● Aim of the exercise
Go through the data line by line. Copy each one holding the string "connectivity".

Dataset rows describing interfaces
┌────────

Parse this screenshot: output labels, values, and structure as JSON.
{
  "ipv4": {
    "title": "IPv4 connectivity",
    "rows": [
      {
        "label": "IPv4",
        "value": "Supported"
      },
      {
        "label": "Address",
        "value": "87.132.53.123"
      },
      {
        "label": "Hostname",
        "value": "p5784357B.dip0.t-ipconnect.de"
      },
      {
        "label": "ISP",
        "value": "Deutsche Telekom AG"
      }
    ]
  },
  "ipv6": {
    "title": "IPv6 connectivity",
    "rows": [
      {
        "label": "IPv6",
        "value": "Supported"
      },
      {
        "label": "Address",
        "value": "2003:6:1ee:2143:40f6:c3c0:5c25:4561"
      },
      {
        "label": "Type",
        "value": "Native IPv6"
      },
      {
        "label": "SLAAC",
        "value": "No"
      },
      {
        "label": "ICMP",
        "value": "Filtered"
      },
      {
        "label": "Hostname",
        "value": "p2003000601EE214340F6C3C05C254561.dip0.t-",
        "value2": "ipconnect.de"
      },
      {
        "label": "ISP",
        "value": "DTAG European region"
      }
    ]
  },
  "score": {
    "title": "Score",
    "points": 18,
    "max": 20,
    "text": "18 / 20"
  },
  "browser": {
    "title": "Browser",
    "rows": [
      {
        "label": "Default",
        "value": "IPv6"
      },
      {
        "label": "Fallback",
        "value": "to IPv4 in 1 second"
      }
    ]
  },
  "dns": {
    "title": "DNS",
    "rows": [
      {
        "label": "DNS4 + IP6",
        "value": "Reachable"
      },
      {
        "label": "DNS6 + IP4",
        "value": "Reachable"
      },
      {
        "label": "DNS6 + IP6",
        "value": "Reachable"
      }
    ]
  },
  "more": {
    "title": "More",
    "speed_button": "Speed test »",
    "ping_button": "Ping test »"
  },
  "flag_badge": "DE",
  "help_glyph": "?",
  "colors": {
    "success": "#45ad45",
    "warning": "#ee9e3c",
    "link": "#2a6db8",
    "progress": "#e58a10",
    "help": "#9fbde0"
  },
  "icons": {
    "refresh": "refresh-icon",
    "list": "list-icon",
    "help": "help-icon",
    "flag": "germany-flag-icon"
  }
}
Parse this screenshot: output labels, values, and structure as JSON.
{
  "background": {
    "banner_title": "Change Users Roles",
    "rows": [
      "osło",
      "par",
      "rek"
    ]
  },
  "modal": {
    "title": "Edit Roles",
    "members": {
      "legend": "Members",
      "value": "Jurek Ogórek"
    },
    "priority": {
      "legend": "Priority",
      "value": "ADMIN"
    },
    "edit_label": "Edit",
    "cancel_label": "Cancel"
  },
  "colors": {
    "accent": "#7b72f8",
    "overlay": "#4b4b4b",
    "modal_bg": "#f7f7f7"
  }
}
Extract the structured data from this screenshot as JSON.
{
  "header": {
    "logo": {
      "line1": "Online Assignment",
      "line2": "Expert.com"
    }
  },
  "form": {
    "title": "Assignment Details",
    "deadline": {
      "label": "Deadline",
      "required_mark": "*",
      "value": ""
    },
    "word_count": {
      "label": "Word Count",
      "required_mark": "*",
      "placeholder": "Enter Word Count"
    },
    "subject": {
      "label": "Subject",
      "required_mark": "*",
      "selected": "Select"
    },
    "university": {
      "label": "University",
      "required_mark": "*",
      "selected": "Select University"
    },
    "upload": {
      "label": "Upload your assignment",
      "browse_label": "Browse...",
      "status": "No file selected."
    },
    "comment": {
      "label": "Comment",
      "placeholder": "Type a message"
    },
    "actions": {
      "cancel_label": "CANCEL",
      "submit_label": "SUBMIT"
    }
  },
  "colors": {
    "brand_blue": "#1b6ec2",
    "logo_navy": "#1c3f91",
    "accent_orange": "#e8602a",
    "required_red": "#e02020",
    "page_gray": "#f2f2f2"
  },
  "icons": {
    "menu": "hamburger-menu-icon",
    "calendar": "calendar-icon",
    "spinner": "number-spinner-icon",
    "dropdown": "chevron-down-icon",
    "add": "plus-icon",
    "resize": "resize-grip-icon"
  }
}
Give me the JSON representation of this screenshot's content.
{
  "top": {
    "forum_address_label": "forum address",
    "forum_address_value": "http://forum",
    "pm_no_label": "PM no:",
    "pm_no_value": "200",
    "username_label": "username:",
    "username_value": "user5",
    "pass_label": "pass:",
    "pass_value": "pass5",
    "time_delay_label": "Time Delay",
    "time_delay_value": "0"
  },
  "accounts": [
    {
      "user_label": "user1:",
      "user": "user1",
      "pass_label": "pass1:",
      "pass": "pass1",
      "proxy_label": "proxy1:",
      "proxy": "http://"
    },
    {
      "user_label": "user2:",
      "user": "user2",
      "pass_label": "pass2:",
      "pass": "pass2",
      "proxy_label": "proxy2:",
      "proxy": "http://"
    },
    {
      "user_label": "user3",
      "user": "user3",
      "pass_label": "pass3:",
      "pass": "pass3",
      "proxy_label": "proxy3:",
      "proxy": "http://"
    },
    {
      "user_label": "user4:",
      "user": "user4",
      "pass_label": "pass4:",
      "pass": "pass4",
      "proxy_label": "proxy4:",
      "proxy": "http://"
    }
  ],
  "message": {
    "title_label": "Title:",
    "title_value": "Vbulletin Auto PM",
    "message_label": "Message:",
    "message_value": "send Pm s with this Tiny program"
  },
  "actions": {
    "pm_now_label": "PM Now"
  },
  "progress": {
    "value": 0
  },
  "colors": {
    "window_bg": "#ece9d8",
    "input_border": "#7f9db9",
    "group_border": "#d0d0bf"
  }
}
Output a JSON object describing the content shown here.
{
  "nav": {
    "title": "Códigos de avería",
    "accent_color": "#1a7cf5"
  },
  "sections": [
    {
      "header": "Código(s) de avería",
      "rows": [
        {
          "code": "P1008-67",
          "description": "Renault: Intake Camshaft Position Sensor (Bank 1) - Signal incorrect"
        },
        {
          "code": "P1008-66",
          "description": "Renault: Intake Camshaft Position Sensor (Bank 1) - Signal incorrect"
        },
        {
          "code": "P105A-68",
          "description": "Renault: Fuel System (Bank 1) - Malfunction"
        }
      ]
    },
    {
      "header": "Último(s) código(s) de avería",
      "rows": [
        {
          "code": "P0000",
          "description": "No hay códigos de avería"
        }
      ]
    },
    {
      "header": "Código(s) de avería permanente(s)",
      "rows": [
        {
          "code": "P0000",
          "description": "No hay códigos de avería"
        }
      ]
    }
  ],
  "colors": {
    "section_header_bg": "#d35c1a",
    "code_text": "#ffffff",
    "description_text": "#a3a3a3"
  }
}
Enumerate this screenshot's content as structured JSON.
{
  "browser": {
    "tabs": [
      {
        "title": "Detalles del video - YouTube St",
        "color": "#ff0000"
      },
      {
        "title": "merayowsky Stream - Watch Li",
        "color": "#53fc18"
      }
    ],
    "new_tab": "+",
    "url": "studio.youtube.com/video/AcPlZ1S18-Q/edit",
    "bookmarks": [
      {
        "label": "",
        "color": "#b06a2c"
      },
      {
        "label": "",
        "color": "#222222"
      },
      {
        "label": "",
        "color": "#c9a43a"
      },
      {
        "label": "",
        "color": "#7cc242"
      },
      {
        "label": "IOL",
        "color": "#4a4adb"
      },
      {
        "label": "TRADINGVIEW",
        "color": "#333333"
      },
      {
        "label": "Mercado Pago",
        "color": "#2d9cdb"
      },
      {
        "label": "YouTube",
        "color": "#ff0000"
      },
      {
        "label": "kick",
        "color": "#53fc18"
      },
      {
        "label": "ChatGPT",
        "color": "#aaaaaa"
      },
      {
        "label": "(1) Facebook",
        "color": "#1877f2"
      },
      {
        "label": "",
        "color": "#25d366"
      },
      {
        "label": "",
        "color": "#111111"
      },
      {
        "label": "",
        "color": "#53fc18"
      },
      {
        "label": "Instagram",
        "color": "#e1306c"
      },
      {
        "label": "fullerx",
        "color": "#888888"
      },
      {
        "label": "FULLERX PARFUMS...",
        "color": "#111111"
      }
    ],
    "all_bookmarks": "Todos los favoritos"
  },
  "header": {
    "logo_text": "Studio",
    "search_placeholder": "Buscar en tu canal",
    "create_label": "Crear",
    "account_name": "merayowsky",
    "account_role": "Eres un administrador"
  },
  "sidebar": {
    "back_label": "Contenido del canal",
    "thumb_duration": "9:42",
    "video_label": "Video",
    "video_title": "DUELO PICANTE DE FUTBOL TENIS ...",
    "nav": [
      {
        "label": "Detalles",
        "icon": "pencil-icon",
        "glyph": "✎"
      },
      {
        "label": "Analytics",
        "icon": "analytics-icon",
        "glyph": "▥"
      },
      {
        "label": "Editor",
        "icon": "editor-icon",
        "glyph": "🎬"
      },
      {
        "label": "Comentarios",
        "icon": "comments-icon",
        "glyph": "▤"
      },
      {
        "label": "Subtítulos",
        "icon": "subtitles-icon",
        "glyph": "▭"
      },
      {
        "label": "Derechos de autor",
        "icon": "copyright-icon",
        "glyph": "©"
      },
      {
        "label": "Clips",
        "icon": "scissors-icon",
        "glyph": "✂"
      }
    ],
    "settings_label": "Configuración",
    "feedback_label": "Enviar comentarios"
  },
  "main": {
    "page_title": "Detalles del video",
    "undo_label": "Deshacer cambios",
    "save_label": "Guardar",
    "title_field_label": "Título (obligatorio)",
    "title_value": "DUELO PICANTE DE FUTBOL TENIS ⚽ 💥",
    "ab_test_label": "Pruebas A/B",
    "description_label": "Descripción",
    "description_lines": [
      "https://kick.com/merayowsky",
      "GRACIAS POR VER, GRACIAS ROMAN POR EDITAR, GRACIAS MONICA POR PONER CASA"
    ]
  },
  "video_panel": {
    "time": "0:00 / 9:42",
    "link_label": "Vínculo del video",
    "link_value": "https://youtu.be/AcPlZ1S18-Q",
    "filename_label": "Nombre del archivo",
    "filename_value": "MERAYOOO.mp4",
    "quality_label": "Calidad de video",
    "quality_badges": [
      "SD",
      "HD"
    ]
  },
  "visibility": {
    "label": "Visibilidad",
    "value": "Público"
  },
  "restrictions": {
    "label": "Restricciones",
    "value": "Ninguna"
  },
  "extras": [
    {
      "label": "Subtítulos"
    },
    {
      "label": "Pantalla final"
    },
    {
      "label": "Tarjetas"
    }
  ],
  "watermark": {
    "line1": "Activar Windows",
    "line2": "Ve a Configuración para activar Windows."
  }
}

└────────

● Answer below
    "title": "IPv4 connectivity",
    "title": "IPv6 connectivity",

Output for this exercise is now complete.